Confidence among Massachusetts employers slipped into neutral last month, reflecting a national economy that likewise appears to have taken its foot off the accelerator.
The Associated Industries of Massachusetts Business Confidence Index dropped 1.7 points in June to a nine-month low that left it at a neutral 50-point reading on a 100-point scale. It marked the third consecutive monthly decline as business confidence ended the first half of 2011 almost four points lower than it was a year ago.
“Declining business confidence in May and now June continues to reflect direct perceptions of a slowing economy coupled with uncertainties about national and global developments, reminiscent of the drop a year ago” said Raymond G. Torto, Global Chief Economist at CB Richard Ellis Group, Inc. and Chair of AIM's Board of Economic Advisors (BEA).

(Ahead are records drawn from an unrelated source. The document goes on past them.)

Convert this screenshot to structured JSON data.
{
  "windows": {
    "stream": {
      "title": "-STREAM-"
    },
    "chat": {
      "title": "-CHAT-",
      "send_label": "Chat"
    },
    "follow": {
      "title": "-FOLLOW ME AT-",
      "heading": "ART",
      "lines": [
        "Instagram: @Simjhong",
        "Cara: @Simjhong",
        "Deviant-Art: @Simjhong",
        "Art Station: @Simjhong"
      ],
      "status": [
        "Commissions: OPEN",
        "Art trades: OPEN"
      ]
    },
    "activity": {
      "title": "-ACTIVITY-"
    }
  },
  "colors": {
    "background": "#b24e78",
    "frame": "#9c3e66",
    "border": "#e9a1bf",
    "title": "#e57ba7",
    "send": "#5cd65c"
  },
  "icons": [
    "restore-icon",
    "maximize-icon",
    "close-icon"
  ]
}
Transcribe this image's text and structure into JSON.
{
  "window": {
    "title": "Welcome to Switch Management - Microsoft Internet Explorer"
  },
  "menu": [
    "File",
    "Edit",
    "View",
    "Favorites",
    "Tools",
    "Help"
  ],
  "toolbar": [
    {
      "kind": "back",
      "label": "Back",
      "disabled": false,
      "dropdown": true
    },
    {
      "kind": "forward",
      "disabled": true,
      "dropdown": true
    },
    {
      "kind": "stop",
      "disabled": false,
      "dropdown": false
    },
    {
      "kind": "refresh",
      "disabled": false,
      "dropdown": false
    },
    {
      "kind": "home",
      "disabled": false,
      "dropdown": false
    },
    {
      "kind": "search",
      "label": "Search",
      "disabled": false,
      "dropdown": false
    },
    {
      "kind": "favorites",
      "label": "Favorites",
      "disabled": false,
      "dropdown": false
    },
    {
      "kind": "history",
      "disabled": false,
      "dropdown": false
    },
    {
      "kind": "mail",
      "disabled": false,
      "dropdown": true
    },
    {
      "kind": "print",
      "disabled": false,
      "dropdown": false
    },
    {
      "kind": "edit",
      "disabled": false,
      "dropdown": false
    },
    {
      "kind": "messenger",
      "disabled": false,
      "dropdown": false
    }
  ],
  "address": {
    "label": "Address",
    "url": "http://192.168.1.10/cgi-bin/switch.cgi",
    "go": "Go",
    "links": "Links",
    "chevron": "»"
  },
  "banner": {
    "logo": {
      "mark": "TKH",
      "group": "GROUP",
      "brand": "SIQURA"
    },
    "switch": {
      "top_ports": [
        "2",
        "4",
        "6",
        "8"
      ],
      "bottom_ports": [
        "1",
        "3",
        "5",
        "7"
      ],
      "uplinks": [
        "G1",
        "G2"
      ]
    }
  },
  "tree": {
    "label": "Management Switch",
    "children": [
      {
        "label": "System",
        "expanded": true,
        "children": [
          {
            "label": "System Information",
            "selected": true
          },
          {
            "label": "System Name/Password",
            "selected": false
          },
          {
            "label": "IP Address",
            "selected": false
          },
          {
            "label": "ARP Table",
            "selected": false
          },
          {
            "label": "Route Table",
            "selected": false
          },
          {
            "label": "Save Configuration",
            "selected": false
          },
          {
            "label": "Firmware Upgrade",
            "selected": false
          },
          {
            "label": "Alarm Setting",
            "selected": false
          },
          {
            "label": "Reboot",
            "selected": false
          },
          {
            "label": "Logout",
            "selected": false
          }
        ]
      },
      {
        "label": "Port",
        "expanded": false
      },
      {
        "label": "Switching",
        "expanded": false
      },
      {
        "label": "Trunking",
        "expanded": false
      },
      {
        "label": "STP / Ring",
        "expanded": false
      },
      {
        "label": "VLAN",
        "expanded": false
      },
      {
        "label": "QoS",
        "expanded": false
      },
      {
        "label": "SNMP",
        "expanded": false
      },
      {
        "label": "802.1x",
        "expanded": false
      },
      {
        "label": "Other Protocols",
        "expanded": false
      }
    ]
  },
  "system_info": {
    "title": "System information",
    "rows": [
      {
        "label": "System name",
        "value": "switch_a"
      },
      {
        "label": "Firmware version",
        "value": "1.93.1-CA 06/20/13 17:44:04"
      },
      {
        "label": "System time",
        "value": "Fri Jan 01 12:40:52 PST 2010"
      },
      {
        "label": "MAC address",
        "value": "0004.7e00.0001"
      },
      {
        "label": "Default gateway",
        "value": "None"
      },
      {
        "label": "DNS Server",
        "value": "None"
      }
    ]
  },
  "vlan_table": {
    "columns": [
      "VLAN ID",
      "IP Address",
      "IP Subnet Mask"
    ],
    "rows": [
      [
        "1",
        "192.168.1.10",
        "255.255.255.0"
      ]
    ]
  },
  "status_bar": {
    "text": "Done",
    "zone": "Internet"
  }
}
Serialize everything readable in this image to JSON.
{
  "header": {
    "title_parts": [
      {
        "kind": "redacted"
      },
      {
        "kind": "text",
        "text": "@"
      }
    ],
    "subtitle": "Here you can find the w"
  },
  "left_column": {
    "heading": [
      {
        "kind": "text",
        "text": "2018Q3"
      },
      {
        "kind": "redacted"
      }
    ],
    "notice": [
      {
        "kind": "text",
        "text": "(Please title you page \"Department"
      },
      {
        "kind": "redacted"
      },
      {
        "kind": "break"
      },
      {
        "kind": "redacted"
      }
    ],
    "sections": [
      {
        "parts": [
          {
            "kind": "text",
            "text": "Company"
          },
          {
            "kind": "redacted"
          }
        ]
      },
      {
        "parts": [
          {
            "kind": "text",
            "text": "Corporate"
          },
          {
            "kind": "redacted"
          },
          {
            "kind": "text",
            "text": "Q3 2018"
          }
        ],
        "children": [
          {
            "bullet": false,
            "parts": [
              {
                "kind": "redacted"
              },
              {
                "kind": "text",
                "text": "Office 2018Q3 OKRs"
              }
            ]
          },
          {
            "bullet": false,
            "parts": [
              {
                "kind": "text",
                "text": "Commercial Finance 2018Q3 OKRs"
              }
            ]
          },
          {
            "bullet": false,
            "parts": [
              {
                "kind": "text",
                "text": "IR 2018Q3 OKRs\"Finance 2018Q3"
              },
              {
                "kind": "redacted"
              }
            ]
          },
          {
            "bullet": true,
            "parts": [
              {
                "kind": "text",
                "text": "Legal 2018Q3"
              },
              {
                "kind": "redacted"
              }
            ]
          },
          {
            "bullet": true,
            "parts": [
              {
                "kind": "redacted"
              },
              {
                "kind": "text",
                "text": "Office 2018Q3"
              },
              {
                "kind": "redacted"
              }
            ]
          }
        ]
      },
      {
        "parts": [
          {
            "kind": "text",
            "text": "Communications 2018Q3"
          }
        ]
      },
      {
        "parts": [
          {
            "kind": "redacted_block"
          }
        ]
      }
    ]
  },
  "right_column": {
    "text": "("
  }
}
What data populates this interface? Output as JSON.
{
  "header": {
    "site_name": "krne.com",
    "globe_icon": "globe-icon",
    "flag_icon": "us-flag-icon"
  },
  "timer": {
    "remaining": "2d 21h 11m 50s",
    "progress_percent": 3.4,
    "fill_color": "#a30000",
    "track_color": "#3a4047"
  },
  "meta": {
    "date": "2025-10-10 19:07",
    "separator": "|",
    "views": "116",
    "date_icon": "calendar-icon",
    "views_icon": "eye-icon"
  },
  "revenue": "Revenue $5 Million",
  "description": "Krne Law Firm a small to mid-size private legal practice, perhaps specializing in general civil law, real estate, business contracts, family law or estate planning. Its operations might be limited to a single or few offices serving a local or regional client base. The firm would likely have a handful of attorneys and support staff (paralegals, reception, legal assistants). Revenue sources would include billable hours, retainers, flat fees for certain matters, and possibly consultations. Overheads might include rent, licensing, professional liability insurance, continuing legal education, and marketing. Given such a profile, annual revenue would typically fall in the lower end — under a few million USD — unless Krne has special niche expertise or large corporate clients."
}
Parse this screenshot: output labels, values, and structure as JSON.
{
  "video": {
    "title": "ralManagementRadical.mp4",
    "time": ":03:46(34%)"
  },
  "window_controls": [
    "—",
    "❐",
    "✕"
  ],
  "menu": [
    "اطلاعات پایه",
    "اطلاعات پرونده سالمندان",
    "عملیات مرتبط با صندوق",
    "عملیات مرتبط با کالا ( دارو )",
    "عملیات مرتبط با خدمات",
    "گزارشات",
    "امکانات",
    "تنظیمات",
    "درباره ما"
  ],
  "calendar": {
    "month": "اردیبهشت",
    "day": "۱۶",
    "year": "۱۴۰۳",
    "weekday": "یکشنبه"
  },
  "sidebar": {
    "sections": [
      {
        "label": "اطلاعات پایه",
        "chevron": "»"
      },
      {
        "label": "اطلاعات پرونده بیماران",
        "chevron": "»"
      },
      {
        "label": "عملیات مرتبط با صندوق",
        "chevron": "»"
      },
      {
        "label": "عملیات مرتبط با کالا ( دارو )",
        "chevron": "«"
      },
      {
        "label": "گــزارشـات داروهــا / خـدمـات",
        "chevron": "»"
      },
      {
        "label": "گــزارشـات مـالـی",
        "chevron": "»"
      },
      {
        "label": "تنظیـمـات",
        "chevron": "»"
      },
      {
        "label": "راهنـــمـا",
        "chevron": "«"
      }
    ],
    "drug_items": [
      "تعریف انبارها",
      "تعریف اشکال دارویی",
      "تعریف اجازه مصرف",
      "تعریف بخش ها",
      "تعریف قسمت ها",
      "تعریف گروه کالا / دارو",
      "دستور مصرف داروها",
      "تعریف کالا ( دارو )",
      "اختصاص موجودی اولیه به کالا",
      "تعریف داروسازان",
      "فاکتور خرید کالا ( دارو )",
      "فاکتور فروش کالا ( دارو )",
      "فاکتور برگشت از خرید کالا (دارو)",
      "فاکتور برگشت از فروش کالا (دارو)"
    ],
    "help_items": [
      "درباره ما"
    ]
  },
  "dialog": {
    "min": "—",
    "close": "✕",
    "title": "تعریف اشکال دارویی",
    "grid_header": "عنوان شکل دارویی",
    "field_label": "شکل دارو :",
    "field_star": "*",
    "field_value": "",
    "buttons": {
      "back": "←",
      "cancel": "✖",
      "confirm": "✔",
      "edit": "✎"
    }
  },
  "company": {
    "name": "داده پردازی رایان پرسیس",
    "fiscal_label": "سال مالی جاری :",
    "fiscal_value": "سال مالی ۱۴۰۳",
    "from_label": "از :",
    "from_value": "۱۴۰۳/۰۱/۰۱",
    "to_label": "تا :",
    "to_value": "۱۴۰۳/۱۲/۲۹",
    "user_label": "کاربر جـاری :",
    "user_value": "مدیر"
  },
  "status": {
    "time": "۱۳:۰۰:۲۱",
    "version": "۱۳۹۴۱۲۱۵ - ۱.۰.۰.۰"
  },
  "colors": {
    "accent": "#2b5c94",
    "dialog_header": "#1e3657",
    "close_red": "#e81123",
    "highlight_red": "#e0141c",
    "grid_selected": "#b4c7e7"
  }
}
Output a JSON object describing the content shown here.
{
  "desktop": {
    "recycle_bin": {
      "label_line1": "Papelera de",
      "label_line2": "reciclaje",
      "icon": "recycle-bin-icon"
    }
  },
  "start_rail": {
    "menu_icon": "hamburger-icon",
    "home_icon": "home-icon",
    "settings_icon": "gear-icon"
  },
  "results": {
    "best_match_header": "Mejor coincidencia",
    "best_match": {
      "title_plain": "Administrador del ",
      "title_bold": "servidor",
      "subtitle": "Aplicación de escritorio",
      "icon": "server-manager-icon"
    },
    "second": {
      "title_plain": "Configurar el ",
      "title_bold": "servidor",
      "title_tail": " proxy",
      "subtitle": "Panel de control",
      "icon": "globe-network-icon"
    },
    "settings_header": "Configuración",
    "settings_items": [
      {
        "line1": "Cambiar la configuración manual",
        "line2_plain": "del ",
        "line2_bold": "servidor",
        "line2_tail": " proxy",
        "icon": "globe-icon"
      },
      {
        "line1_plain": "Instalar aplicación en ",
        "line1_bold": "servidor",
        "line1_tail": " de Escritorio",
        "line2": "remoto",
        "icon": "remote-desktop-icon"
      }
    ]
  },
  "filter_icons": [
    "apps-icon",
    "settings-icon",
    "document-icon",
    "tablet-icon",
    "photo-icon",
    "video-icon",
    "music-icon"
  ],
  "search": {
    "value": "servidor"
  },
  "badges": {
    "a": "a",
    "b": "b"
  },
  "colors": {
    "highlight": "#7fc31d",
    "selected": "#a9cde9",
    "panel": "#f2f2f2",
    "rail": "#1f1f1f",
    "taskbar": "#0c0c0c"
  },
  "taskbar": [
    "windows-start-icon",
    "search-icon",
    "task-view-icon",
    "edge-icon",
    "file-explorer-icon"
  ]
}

“But two consecutive declines, for the first time since last summer, indicate another setback for an economic recovery that has struggled to gather momentum.”
The AIM index has appeared monthly since July 1991. The June results mark the completion of 20 years. It reached its historic high of 68.5 on two occasions in 1997-98, and its all-time low of 33.3 in February 2009.
Weakness in the national economy appears to be driving down business confidence more than employer views of their own operations or the state economy. The AIM survey’s U.S. Index of national conditions was off 5.4 points in June and 5.9 for the year to 38.9, while the Massachusetts Index lost only 1.6 points to 46.6, down 1.2 from last June.
“This is exactly the (U.S. Index) reading we saw at the end of 2009,” pointed out BEA member Fred Breimyer, Regional Economist for the Federal Deposit Insurance Corporation. “Although the economy is in many respects stronger now than it was then, hopes for positive policy intervention from Washington are much lower.”
The only upward movement in the June survey results came when respondents assessed the positions of their own operations. The Company Index, gained three-tenths of a point to 55.0, and the Employment Index added 1.3 points to 53.2, while the Sales Index slipped six-tenths to 53.5.
“For the business community, as well as for job-seekers, the most serious economic problem is high unemployment,” commented Richard C. Lord, President and CEO of AIM and a BEA member.
“It depresses consumer confidence and consumer demand, holding back the robust growth we need to get our whole economy – not just a few sectors – back to full health. Our members, responding to special questions about employment, increasing link together three impediments to hiring: uncertain economic prospects, high non-wage employment costs, and difficulty finding people with the skills they need. Because uncertainty is beyond our control, controlling costs and promoting skills development emerge as the policy keys to job creation."